== Work item ==
Please give the data again in full, precisely as it is written.

== Available data ==
____

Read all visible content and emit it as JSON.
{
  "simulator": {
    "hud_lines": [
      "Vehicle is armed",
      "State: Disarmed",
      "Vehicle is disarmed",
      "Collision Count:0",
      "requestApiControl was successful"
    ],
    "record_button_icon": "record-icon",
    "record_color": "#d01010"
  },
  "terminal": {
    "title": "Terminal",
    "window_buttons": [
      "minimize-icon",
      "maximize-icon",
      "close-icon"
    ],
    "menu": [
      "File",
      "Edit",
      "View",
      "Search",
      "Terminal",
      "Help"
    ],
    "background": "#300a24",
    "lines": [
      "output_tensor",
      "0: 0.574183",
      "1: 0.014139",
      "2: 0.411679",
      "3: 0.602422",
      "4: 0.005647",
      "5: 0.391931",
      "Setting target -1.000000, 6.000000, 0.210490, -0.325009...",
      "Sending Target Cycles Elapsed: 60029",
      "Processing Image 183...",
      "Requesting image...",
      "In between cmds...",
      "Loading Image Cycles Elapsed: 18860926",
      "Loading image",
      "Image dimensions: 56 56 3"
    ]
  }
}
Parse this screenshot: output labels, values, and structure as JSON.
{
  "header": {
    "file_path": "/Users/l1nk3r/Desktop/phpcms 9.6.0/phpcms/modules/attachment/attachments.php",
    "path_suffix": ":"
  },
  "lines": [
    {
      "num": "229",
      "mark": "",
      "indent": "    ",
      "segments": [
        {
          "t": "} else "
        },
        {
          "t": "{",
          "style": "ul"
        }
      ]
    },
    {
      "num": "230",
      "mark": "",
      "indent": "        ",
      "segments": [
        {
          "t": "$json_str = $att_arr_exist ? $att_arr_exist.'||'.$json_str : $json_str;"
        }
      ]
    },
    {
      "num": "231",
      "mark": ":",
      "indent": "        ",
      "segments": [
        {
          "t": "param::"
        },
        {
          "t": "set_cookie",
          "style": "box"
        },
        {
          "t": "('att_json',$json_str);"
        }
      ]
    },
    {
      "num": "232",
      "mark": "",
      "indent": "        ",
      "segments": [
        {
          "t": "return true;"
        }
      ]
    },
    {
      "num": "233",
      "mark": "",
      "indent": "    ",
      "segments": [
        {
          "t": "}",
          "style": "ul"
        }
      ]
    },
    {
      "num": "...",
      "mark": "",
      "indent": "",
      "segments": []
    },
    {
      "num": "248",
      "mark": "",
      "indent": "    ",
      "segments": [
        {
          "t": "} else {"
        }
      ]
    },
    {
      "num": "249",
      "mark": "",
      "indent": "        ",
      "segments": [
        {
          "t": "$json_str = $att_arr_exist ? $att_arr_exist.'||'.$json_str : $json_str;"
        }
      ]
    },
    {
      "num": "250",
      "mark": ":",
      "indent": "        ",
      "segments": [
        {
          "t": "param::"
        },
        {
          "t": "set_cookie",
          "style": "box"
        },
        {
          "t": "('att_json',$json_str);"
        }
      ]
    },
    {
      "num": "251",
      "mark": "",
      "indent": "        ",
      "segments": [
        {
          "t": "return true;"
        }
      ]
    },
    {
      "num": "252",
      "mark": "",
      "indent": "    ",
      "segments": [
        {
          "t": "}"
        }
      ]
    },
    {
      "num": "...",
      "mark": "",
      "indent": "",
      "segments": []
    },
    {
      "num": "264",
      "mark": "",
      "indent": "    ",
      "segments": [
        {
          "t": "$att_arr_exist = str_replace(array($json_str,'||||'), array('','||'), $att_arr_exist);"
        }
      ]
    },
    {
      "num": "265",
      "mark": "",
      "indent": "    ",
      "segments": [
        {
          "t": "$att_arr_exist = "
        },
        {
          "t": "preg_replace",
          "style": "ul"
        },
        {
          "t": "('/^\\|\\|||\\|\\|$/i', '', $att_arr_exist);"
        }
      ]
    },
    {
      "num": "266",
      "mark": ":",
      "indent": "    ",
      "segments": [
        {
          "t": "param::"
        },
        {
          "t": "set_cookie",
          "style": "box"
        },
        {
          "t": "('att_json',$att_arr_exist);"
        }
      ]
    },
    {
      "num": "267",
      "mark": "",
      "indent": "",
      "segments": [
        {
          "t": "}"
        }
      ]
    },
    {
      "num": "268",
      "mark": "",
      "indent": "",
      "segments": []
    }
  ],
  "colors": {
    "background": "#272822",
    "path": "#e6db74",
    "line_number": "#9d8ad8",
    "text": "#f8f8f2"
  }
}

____

== Exercise answer ==
Read all visible content and emit it as JSON.
{
  "simulator": {
    "hud_lines": [
      "Vehicle is armed",
      "State: Disarmed",
      "Vehicle is disarmed",
      "Collision Count:0",
      "requestApiControl was successful"
    ],
    "record_button_icon": "record-icon",
    "record_color": "#d01010"
  },
  "terminal": {
    "title": "Terminal",
    "window_buttons": [
      "minimize-icon",
      "maximize-icon",
      "close-icon"
    ],
    "menu": [
      "File",
      "Edit",
      "View",
      "Search",
      "Terminal",
      "Help"
    ],
    "background": "#300a24",
    "lines": [
      "output_tensor",
      "0: 0.574183",
      "1: 0.014139",
      "2: 0.411679",
      "3: 0.602422",
      "4: 0.005647",
      "5: 0.391931",
      "Setting target -1.000000, 6.000000, 0.210490, -0.325009...",
      "Sending Target Cycles Elapsed: 60029",
      "Processing Image 183...",
      "Requesting image...",
      "In between cmds...",
      "Loading Image Cycles Elapsed: 18860926",
      "Loading image",
      "Image dimensions: 56 56 3"
    ]
  }
}
Parse this screenshot: output labels, values, and structure as JSON.
{
  "header": {
    "file_path": "/Users/l1nk3r/Desktop/phpcms 9.6.0/phpcms/modules/attachment/attachments.php",
    "path_suffix": ":"
  },
  "lines": [
    {
      "num": "229",
      "mark": "",
      "indent": "    ",
      "segments": [
        {
          "t": "} else "
        },
        {
          "t": "{",
          "style": "ul"
        }
      ]
    },
    {
      "num": "230",
      "mark": "",
      "indent": "        ",
      "segments": [
        {
          "t": "$json_str = $att_arr_exist ? $att_arr_exist.'||'.$json_str : $json_str;"
        }
      ]
    },
    {
      "num": "231",
      "mark": ":",
      "indent": "        ",
      "segments": [
        {
          "t": "param::"
        },
        {
          "t": "set_cookie",
          "style": "box"
        },
        {
          "t": "('att_json',$json_str);"
        }
      ]
    },
    {
      "num": "232",
      "mark": "",
      "indent": "        ",
      "segments": [
        {
          "t": "return true;"
        }
      ]
    },
    {
      "num": "233",
      "mark": "",
      "indent": "    ",
      "segments": [
        {
          "t": "}",
          "style": "ul"
        }
      ]
    },
    {
      "num": "...",
      "mark": "",
      "indent": "",
      "segments": []
    },
    {
      "num": "248",
      "mark": "",
      "indent": "    ",
      "segments": [
        {
          "t": "} else {"
        }
      ]
    },
    {
      "num": "249",
      "mark": "",
      "indent": "        ",
      "segments": [
        {
          "t": "$json_str = $att_arr_exist ? $att_arr_exist.'||'.$json_str : $json_str;"
        }
      ]
    },
    {
      "num": "250",
      "mark": ":",
      "indent": "        ",
      "segments": [
        {
          "t": "param::"
        },
        {
          "t": "set_cookie",
          "style": "box"
        },
        {
          "t": "('att_json',$json_str);"
        }
      ]
    },
    {
      "num": "251",
      "mark": "",
      "indent": "        ",
      "segments": [
        {
          "t": "return true;"
        }
      ]
    },
    {
      "num": "252",
      "mark": "",
      "indent": "    ",
      "segments": [
        {
          "t": "}"
        }
      ]
    },
    {
      "num": "...",
      "mark": "",
      "indent": "",
      "segments": []
    },
    {
      "num": "264",
      "mark": "",
      "indent": "    ",
      "segments": [
        {
          "t": "$att_arr_exist = str_replace(array($json_str,'||||'), array('','||'), $att_arr_exist);"
        }
      ]
    },
    {
      "num": "265",
      "mark": "",
      "indent": "    ",
      "segments": [
        {
          "t": "$att_arr_exist = "
        },
        {
          "t": "preg_replace",
          "style": "ul"
        },
        {
          "t": "('/^\\|\\|||\\|\\|$/i', '', $att_arr_exist);"
        }
      ]
    },
    {
      "num": "266",
      "mark": ":",
      "indent": "    ",
      "segments": [
        {
          "t": "param::"
        },
        {
          "t": "set_cookie",
          "style": "box"
        },
        {
          "t": "('att_json',$att_arr_exist);"
        }
      ]
    },
    {
      "num": "267",
      "mark": "",
      "indent": "",
      "segments": [
        {
          "t": "}"
        }
      ]
    },
    {
      "num": "268",
      "mark": "",
      "indent": "",
      "segments": []
    }
  ],
  "colors": {
    "background": "#272822",
    "path": "#e6db74",
    "line_number": "#9d8ad8",
    "text": "#f8f8f2"
  }
}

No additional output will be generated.